  • v_counter: counts the clicks, to be compared with v_attempt;  will be reused for second question, reset to 0 by On Enter action
  • v_wrong: counts the mistakes, is not reset because it will continue to increment on second question, is used on custom score slide.
Here you see the timeline of this slide. The correct hotspots, shape buttons, have been duplicated to create the covers that are normal shapes with a texture fill. 

For the incorrect hotspot (shape button) I created a conditional advanced action with two decisions:
  1. "Always" is a mimicked standard action, self-explanatory. Because this hotspot can be clicked multiple times, the last statement is necessary to place the playhead one frame back, in the active portion of the shape button.

  2. "ShowNext" checks if the number of allowed attempts is reached, and if that is the case will hide all the hotspots and shows the Next button.

For the correct hotspots, that allow only one click, I created a shared action with two decisions

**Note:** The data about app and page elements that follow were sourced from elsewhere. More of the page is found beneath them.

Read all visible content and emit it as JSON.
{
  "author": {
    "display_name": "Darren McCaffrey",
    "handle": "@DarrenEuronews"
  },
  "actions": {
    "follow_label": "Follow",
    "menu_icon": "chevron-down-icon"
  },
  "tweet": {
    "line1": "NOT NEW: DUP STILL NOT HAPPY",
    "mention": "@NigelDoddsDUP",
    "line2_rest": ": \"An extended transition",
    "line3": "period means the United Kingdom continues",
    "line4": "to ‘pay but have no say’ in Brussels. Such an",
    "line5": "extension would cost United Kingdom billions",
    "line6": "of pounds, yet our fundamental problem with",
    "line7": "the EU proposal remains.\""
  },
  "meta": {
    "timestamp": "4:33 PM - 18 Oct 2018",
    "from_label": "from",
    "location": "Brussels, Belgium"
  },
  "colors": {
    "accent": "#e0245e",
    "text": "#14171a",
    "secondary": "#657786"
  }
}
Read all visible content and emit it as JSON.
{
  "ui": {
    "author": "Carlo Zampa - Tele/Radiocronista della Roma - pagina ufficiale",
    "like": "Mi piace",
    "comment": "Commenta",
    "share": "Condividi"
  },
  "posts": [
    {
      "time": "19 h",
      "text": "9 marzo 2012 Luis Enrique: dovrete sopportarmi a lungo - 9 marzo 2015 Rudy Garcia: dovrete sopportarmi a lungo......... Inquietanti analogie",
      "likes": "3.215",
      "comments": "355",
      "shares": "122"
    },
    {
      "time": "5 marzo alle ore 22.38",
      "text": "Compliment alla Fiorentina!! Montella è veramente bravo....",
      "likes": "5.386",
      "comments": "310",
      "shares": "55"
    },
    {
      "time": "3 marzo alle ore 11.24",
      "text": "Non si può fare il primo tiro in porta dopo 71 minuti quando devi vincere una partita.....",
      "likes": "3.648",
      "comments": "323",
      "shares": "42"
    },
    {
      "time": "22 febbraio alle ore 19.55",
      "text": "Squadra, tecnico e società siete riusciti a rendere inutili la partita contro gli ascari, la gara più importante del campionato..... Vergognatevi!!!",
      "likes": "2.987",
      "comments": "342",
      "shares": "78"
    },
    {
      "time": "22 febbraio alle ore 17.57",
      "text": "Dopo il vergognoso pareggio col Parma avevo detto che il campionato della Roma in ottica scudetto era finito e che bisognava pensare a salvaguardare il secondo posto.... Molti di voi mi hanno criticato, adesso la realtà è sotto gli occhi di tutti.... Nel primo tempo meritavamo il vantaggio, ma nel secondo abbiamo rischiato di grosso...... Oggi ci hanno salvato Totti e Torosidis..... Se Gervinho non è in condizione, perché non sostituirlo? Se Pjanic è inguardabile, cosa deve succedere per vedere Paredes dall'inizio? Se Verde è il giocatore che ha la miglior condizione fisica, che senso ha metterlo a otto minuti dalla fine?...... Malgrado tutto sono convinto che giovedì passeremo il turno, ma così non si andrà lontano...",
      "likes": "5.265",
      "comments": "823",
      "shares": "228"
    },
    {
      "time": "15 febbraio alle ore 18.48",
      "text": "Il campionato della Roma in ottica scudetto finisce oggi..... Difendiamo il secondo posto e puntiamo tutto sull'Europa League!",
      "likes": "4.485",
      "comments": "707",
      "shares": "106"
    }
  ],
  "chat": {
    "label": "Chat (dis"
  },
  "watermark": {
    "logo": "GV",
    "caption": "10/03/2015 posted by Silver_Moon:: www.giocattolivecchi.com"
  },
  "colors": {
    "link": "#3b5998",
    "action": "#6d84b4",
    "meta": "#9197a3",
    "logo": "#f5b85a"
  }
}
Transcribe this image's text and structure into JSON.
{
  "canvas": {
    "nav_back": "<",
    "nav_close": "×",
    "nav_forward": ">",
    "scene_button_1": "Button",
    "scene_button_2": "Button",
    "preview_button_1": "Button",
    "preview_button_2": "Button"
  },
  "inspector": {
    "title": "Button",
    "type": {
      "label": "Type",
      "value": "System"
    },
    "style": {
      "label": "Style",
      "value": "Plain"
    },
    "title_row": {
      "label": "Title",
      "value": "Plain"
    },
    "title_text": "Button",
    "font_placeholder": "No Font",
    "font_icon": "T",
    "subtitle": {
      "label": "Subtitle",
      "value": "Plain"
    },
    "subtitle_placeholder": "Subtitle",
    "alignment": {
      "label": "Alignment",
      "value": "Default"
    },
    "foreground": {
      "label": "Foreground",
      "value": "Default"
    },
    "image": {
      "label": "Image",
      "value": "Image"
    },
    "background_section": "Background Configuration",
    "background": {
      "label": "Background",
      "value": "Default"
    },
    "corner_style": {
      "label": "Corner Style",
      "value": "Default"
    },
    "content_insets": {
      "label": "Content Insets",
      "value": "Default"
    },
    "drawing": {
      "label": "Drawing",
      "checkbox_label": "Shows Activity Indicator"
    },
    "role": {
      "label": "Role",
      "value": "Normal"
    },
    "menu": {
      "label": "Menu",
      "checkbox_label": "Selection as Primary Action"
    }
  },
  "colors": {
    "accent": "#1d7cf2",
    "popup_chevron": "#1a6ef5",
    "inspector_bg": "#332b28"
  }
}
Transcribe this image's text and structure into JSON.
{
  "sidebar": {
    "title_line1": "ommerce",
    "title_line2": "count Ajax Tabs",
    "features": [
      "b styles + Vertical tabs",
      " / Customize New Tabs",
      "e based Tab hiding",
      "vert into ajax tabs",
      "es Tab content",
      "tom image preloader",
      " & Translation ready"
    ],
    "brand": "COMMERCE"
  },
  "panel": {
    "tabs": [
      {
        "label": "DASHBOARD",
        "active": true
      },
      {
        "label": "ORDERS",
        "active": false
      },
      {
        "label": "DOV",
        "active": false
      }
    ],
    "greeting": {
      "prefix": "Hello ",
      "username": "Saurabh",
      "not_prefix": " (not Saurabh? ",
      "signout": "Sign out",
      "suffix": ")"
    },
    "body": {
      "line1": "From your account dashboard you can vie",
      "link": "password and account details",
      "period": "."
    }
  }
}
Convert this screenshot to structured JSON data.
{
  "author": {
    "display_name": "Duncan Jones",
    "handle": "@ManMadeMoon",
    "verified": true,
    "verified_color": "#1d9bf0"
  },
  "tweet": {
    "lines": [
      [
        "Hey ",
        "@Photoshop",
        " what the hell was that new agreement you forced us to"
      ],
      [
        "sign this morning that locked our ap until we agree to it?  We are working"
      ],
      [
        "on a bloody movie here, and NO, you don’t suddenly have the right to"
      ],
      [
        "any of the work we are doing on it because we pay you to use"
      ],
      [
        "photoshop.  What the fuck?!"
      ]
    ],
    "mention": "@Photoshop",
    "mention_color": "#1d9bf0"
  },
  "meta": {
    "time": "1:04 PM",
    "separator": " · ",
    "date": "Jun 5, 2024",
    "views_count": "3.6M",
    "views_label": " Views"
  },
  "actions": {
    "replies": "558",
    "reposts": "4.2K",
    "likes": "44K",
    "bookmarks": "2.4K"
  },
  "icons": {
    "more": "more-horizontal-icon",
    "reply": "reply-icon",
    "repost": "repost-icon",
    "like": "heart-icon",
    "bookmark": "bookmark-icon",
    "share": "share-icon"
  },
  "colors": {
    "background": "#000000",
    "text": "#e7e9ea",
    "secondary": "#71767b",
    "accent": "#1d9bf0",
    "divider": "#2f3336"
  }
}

  1. "Always" is a mimicked standard action, self-explanatory. The parameters are highlighted.

  2. "Checker" is similar to the second decision for the incorrect hotspot. Parameters are highlighted.

The On Enter action for this slide is a standard shared action that resets the value of v_counter and v_wrong to 0 and assigns a value to v_attempt.


Concept Hotspot Question - version 2

I will not explain this question as extensively as version 1 (maybe in a planned book about Quizzes). It has multiple incorrect hotspots, and uses an extra variable v_scorehot. Try to figure it out. As a tip, this was my timeline:

Comments?

As always I welcome comments about this example. As mentioned in the Intro, I would also like to know if you'd appreciate a book explaining the design, the tweaking possibilities and custom questions for Captivate quizzing.